To emphasize important information or references to other commands, you can use chalk. See the implementations of existing commands to see how it's used.

Export command class instance

Finish the implementation of your command, by exporting the instance of the command class:

module.exports = new SpoMyCommand();

On runtime, Office 365 CLI iterates through all JavaScript files in the o365 folder and registers all exported command classes as commands in the CLI.

Additional command capabilities

When building Office 365 CLI commands, you can use additional features such as optional and required arguments, autocomplete or validation. For more information see the Vorpal command API documentation.

Implement unit tests

Each command must by accompanied by a set of unit tests. We aim for 100% code and branch coverage in every command file.

To see the current code coverage, run npm test. Once testing completes, open the ./coverage/lcov-report/index.html file in the web browser and browser through the different project files.

See the existing test files to get a better understanding of how they are structured and how different elements such as objects or web requests are mocked.

Once you're done with your unit tests, run npm test to verify that you're covering all code and branches of your command with your unit tests.

Write help page

Each command has a corresponding manual page. The contents of this page are almost identical to the help implemented in the command itself. This way, users working with the CLI can get the help directly inside the CLI, while users interested in the capabilities of the CLI, can browse through the help pages published on the Internet.

Start filling the help page contents by starting the Office 365 CLI and requesting help for your command:

o365$ help spo my-command

Copy the output of the command and use as a starting point for creating the documentation page. The main difference between the help displayed in the CLI and the manual page is the formatting. In the command line, the CLI uses chalk to emphasize information. The manual uses Markdown to format the output. To maintain consistency, refer to other manual pages to see how they are structured and how the information is presented.

That's it

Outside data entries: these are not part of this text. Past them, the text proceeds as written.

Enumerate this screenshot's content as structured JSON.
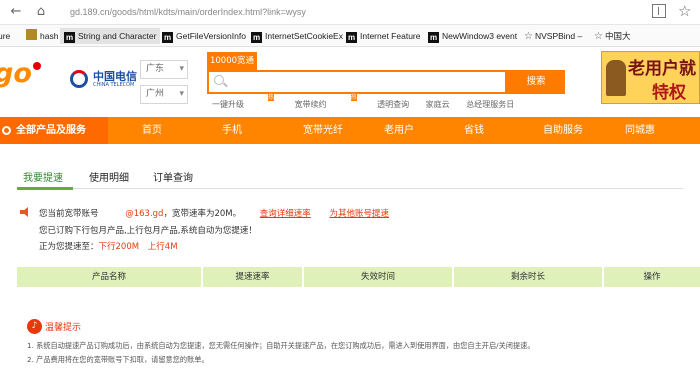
{
  "browser": {
    "url": "gd.189.cn/goods/html/kdts/main/orderIndex.html?link=wysy",
    "bookmarks": [
      {
        "label": "ure",
        "icon": ""
      },
      {
        "label": "hash",
        "icon": "folder-icon"
      },
      {
        "label": "String and Character",
        "icon": "m-icon"
      },
      {
        "label": "GetFileVersionInfo",
        "icon": "m-icon"
      },
      {
        "label": "InternetSetCookieEx",
        "icon": "m-icon"
      },
      {
        "label": "Internet Feature",
        "icon": "m-icon"
      },
      {
        "label": "NewWindow3 event",
        "icon": "m-icon"
      },
      {
        "label": "NVSPBind –",
        "icon": "star-icon"
      },
      {
        "label": "中国大",
        "icon": "star-icon"
      }
    ]
  },
  "header": {
    "logo_text": "go",
    "telecom_cn": "中国电信",
    "telecom_en": "CHINA TELECOM",
    "province": "广东",
    "city": "广州",
    "search_tab": "10000宽通",
    "search_placeholder": "",
    "search_button": "搜索",
    "hot_links": [
      "一键升级",
      "宽带续约",
      "透明查询",
      "家庭云",
      "总经理服务日"
    ],
    "hot_tag": "热",
    "ad_line1": "老用户就",
    "ad_line2": "特权"
  },
  "nav": {
    "all_products": "全部产品及服务",
    "items": [
      "首页",
      "手机",
      "宽带光纤",
      "老用户",
      "省钱",
      "自助服务",
      "同城惠"
    ]
  },
  "tabs": [
    "我要提速",
    "使用明细",
    "订单查询"
  ],
  "notice": {
    "account_label": "您当前宽带账号",
    "account": "@163.gd",
    "speed_text": "，宽带速率为20M。",
    "link_query": "查询详细速率",
    "link_other": "为其他账号提速",
    "line2": "您已订购下行包月产品,上行包月产品,系统自动为您提速！",
    "line3_label": "正为您提速至：",
    "down": "下行200M",
    "up": "上行4M"
  },
  "table": {
    "headers": [
      "产品名称",
      "提速速率",
      "失效时间",
      "剩余时长",
      "操作"
    ]
  },
  "tips": {
    "title": "温馨提示",
    "items": [
      "1. 系统自动提速产品订购成功后，由系统自动为您提速，您无需任何操作；自助开关提速产品，在您订购成功后，需进入到使用界面，由您自主开启/关闭提速。",
      "2. 产品费用将在您的宽带账号下扣取，请留意您的账单。"
    ]
  },
  "colors": {
    "accent": "#ff7b00",
    "nav": "#ff8400",
    "link_red": "#e8380d",
    "table_head": "#dff0b8",
    "tab_active": "#2e8b2e"
  }
}
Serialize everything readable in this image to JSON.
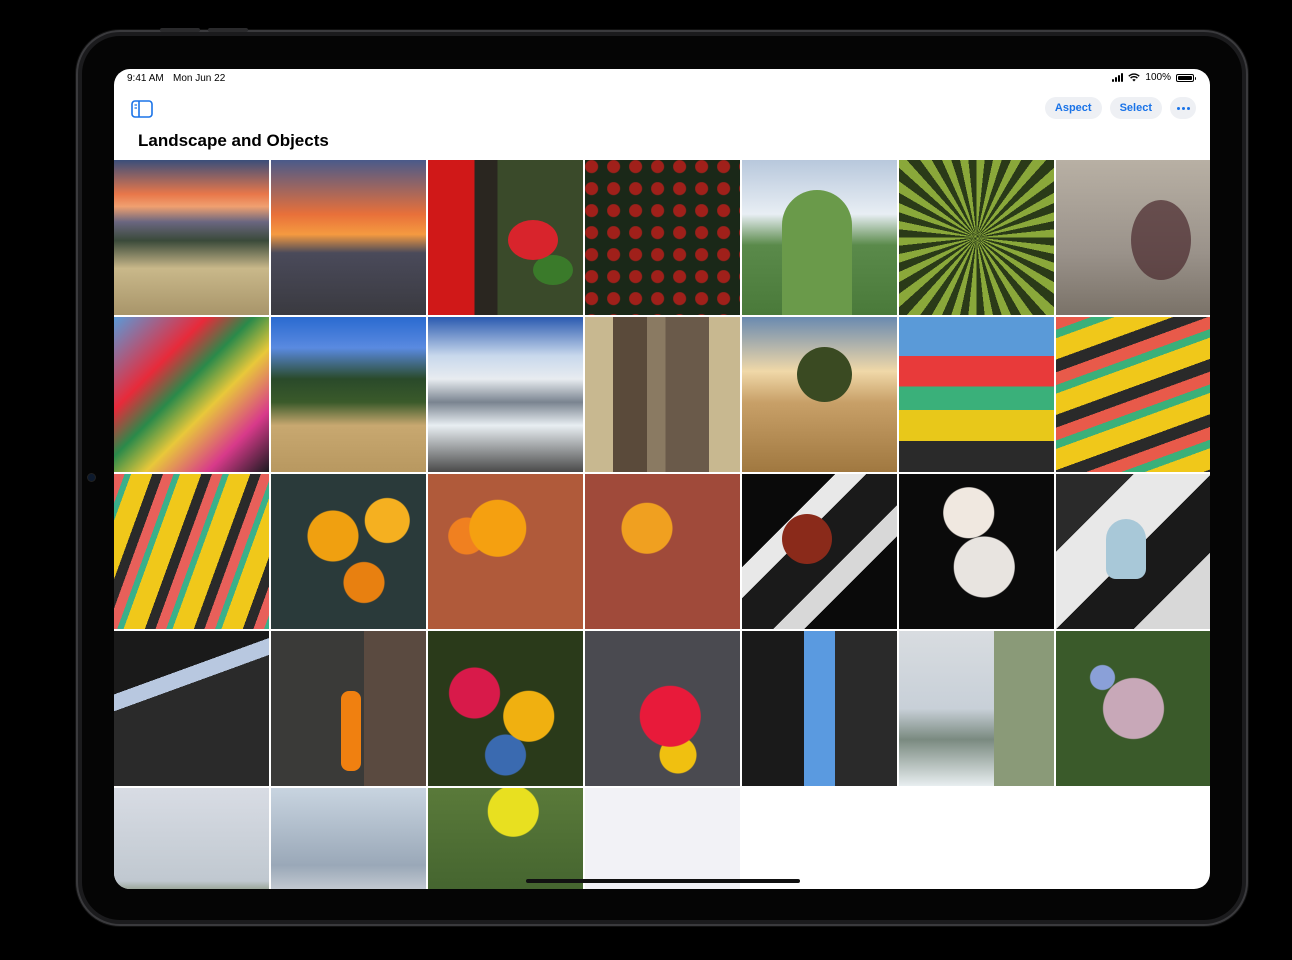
{
  "status_bar": {
    "time": "9:41 AM",
    "date": "Mon Jun 22",
    "battery": "100%"
  },
  "toolbar": {
    "aspect_label": "Aspect",
    "select_label": "Select"
  },
  "page": {
    "title": "Landscape and Objects"
  },
  "add_tile": {
    "icon": "+"
  },
  "photos": [
    "sunset-hills",
    "city-sunset",
    "red-fabric-flowers",
    "red-berries",
    "cactus",
    "agave",
    "hanging-plants",
    "papel-picado",
    "meadow-trees",
    "snowy-volcano",
    "tree-trunks",
    "lone-tree",
    "stadium-seats-1",
    "stadium-seats-2",
    "stadium-seats-3",
    "marigolds-1",
    "marigolds-2",
    "marigolds-3",
    "flowers-shadow",
    "teacup",
    "vase",
    "market-stalls",
    "orange-bottle",
    "flower-bouquet",
    "flower-bucket",
    "narrow-street",
    "sea-fabric",
    "borage",
    "yellow-flowers-sea",
    "balustrade",
    "yellow-wildflowers"
  ],
  "colors": {
    "accent": "#1a73e8",
    "pill_bg": "#eef0f4"
  }
}
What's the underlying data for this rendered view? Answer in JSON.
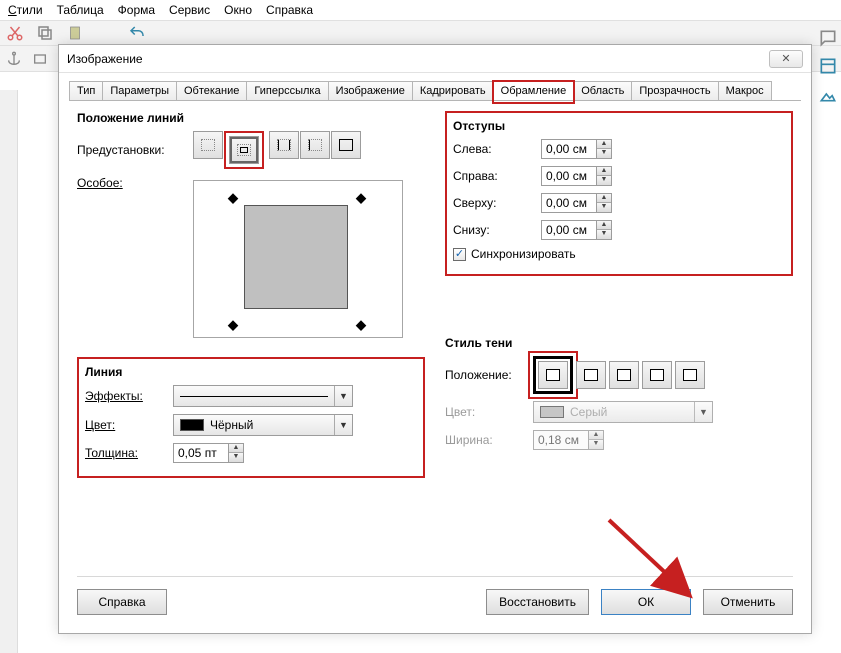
{
  "menu": {
    "styles": "Стили",
    "table": "Таблица",
    "form": "Форма",
    "service": "Сервис",
    "window": "Окно",
    "help": "Справка"
  },
  "dialog": {
    "title": "Изображение",
    "close_glyph": "✕",
    "tabs": {
      "type": "Тип",
      "params": "Параметры",
      "wrap": "Обтекание",
      "hyperlink": "Гиперссылка",
      "image": "Изображение",
      "crop": "Кадрировать",
      "border": "Обрамление",
      "area": "Область",
      "transparency": "Прозрачность",
      "macro": "Макрос"
    },
    "groups": {
      "linepos": "Положение линий",
      "padding": "Отступы",
      "line": "Линия",
      "shadow": "Стиль тени"
    },
    "labels": {
      "presets": "Предустановки:",
      "custom": "Особое:",
      "left": "Слева:",
      "right": "Справа:",
      "top": "Сверху:",
      "bottom": "Снизу:",
      "sync": "Синхронизировать",
      "effects": "Эффекты:",
      "color": "Цвет:",
      "width": "Толщина:",
      "position": "Положение:",
      "shadow_color": "Цвет:",
      "shadow_width": "Ширина:"
    },
    "values": {
      "pad_left": "0,00 см",
      "pad_right": "0,00 см",
      "pad_top": "0,00 см",
      "pad_bottom": "0,00 см",
      "line_color": "Чёрный",
      "line_width": "0,05 пт",
      "shadow_color": "Серый",
      "shadow_width": "0,18 см",
      "sync_checked": true
    },
    "buttons": {
      "help": "Справка",
      "reset": "Восстановить",
      "ok": "ОК",
      "cancel": "Отменить"
    }
  }
}
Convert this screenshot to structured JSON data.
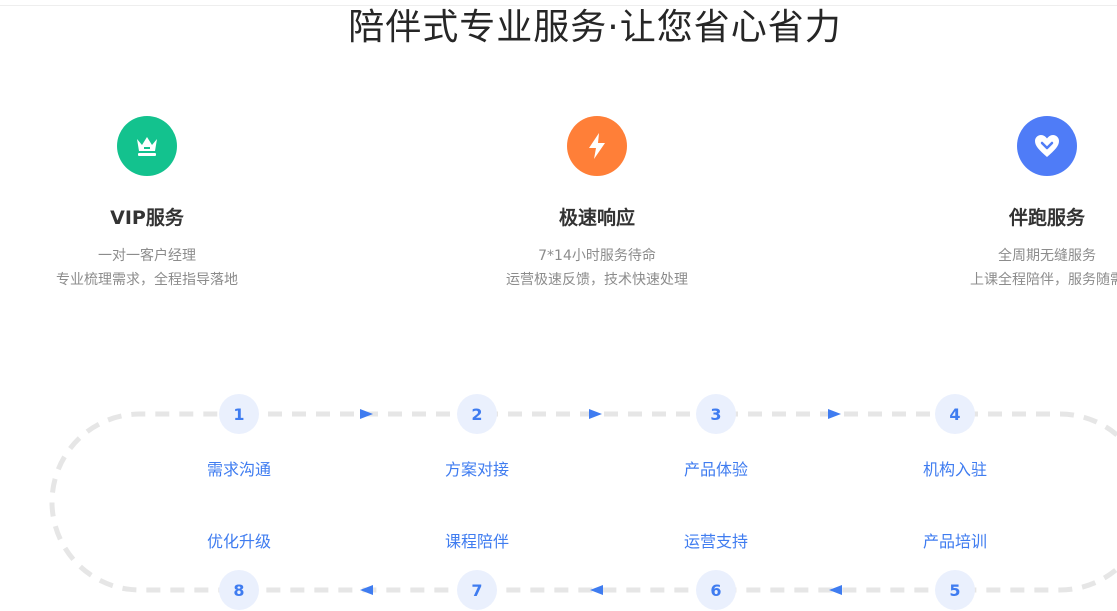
{
  "page": {
    "title": "陪伴式专业服务·让您省心省力"
  },
  "features": [
    {
      "title": "VIP服务",
      "lines": [
        "一对一客户经理",
        "专业梳理需求，全程指导落地"
      ],
      "color": "#13c28e",
      "icon": "crown-icon"
    },
    {
      "title": "极速响应",
      "lines": [
        "7*14小时服务待命",
        "运营极速反馈，技术快速处理"
      ],
      "color": "#ff7f38",
      "icon": "lightning-icon"
    },
    {
      "title": "伴跑服务",
      "lines": [
        "全周期无缝服务",
        "上课全程陪伴，服务随需"
      ],
      "color": "#4f7cf7",
      "icon": "heart-icon"
    }
  ],
  "process": {
    "accent": "#3f7cf0",
    "steps": [
      {
        "num": "1",
        "label": "需求沟通"
      },
      {
        "num": "2",
        "label": "方案对接"
      },
      {
        "num": "3",
        "label": "产品体验"
      },
      {
        "num": "4",
        "label": "机构入驻"
      },
      {
        "num": "5",
        "label": "产品培训"
      },
      {
        "num": "6",
        "label": "运营支持"
      },
      {
        "num": "7",
        "label": "课程陪伴"
      },
      {
        "num": "8",
        "label": "优化升级"
      }
    ]
  }
}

If the project is still building, your command is working as expected, all unit tests are passing, you have 100% code coverage on your command file and the documentation is in place, you're ready to submit a PR.